(Extracted data entries)

▬▬▬▬▬▬▬▬▬▬

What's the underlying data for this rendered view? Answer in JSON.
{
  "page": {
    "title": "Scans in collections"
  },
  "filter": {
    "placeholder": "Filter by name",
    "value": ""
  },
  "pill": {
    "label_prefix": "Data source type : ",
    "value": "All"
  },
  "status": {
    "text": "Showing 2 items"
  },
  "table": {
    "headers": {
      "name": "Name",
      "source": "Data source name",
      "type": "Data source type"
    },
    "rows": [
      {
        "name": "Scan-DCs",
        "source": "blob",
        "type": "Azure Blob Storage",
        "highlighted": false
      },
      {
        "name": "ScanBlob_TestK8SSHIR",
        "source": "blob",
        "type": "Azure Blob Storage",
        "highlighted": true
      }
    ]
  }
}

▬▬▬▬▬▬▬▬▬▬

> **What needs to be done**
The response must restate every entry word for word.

> **Your response**
What's the underlying data for this rendered view? Answer in JSON.
{
  "page": {
    "title": "Scans in collections"
  },
  "filter": {
    "placeholder": "Filter by name",
    "value": ""
  },
  "pill": {
    "label_prefix": "Data source type : ",
    "value": "All"
  },
  "status": {
    "text": "Showing 2 items"
  },
  "table": {
    "headers": {
      "name": "Name",
      "source": "Data source name",
      "type": "Data source type"
    },
    "rows": [
      {
        "name": "Scan-DCs",
        "source": "blob",
        "type": "Azure Blob Storage",
        "highlighted": false
      },
      {
        "name": "ScanBlob_TestK8SSHIR",
        "source": "blob",
        "type": "Azure Blob Storage",
        "highlighted": true
      }
    ]
  }
}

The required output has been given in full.